You will find a lot of portable utensils such as pots, pans, forks, and spoons that are lightweight, and yet durable online or in specialty shops.

traveler pours water from a bottle into a metal mug

7. Water Bottle

As mentioned earlier, water is your number one resource when attempting to survive in the wild. Having a reliable, durable, and specialized water bottle on your adventure makes it much easier to boil and purify your water wherever you go.

The best quality bottles are usually made from high-quality titanium or steel and feature single-walled designs to allow you to boil them over a fire.

8. Water Filter

The water you find in the wild is only useful if it is drinkable – and this is where a water filter steps in.

While boiling your water is a sure way to ensure that it’s safe to drink, this can take some time and there may be situations when it’s not possible. For example, you may lack the appropriate equipment or you may need clean water urgently for an emergency.

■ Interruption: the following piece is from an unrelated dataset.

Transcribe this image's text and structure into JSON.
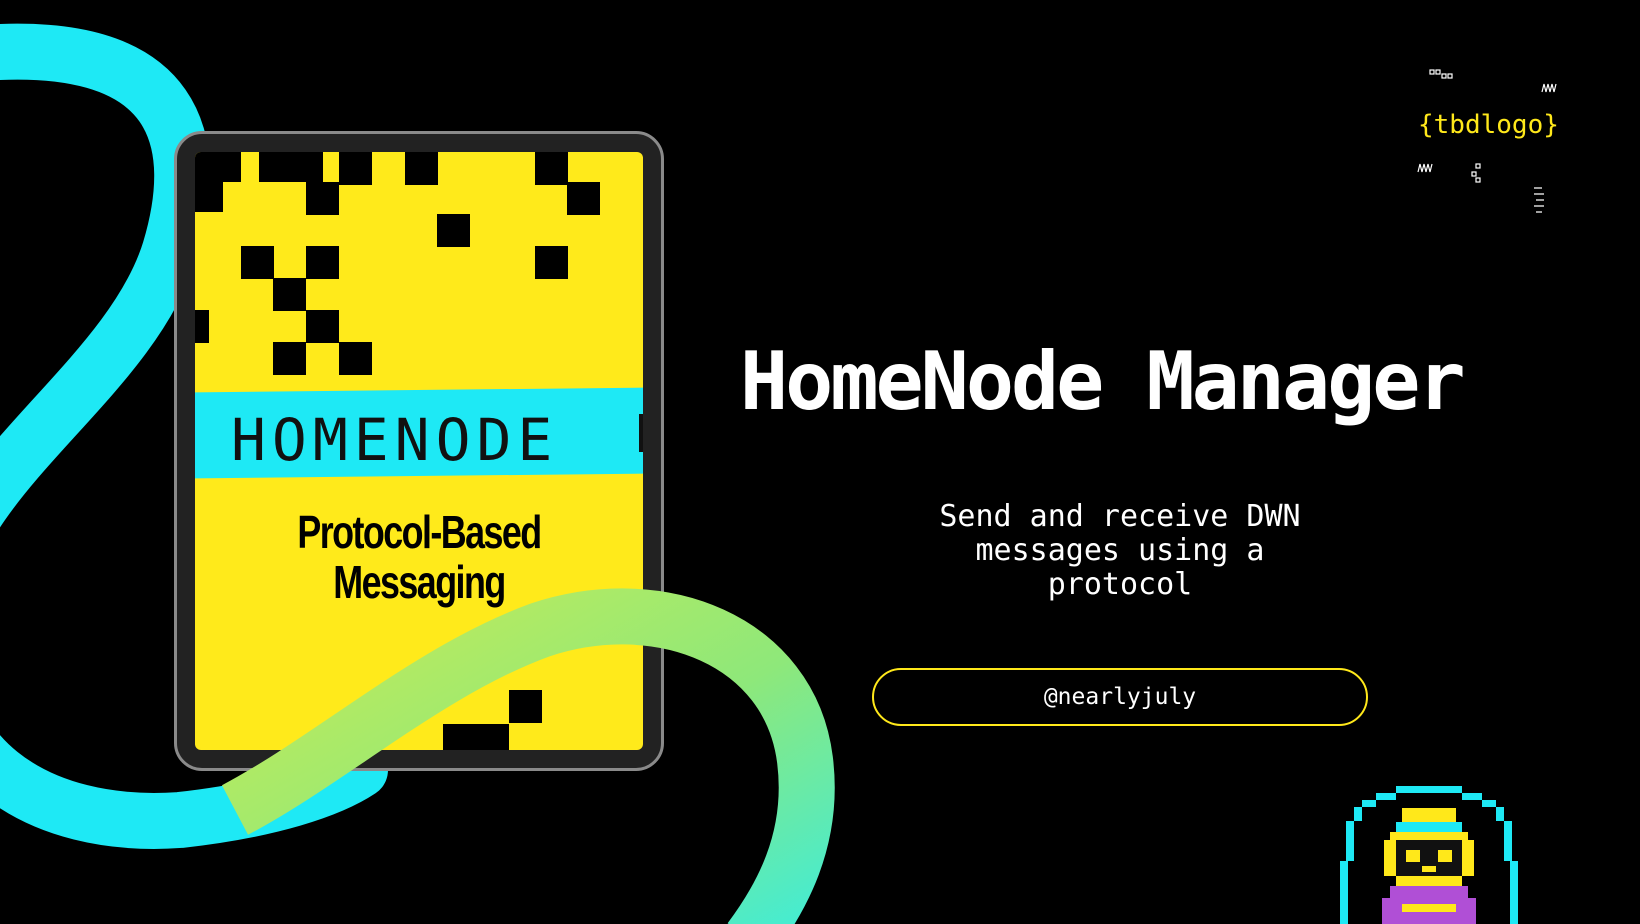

You can find a variety of different portable water filters online or in specialized stores. These filters prevent the passage of the majority of bacteria and microplastics present in the water, making it safe to drink and use for cooking.

DIY Gear vs Purchased Gear

While the heart of bushcraft lies in braving the wild, making do with the bare minimum tools, and using what’s available in nature, it does not mean you have to start out completely empty-handed. However, if push comes to shove, you forgot some of your bushcraft cooking gear you purchased, or you really want to challenge yourself, you can cobble together some DIY gear in the wild, especially to help you cook.

Here is some DIY bushcraft cooking gear you can try for yourself.

DIY Cooking Gear

Bushcraft camp set-up in the forest.

DIY Cooking Tripod

A cooking tripod is perfect to slow cook your dinner after a long day of bushcraft.

Making one is easy – get three fairly straight tree branches that measure around 2 meters in length. Keep them standing up and bind them together using twine a little below the top.

Once they are bound securely, spread them apart evenly, with around 1 to 1.5 meters between each branch. Place the tripod directly above where you plan to start the fire.

DIY Grill

A DIY grill is much easier to make than you think. All you need are four Y-shaped (forked) branches. Fix the branches into the ground around your campfire to create a square.

Now, place a decently thick straight stick across the Y-branches that are opposite to each other. Make sure it’s thick enough to bear the weight of whatever you’re cooking. Then, put smaller sticks across each straight stick – and your grill is ready!

Pro tip: Use green wood instead of dry wood, which does not burn up as quickly.

DIY Rotisserie

Skewering your meat helps you cook it more evenly and thoroughly than just placing it on a piece of stick. You can create a DIY skewer by splitting a stick from the center and giving it a sharp edge with your knife.

Then, take two Y-shaped sticks and fix them into the ground on opposite sides of your fire. Place the skewered meat on them, and your DIY rotisserie is now ready!

Wild With Bushcraft Cooking Gear

When you’re in the wild, it is important to be as efficient as possible. Carrying essentials, such as cooking tools, on your bushcraft trip can help ease a lot of tasks that would otherwise take a lot of your time and energy.

Before heading out into the wild with your bushcraft cooking gear, check out 5 Bushcraft Skills Every Survivalist Should Know.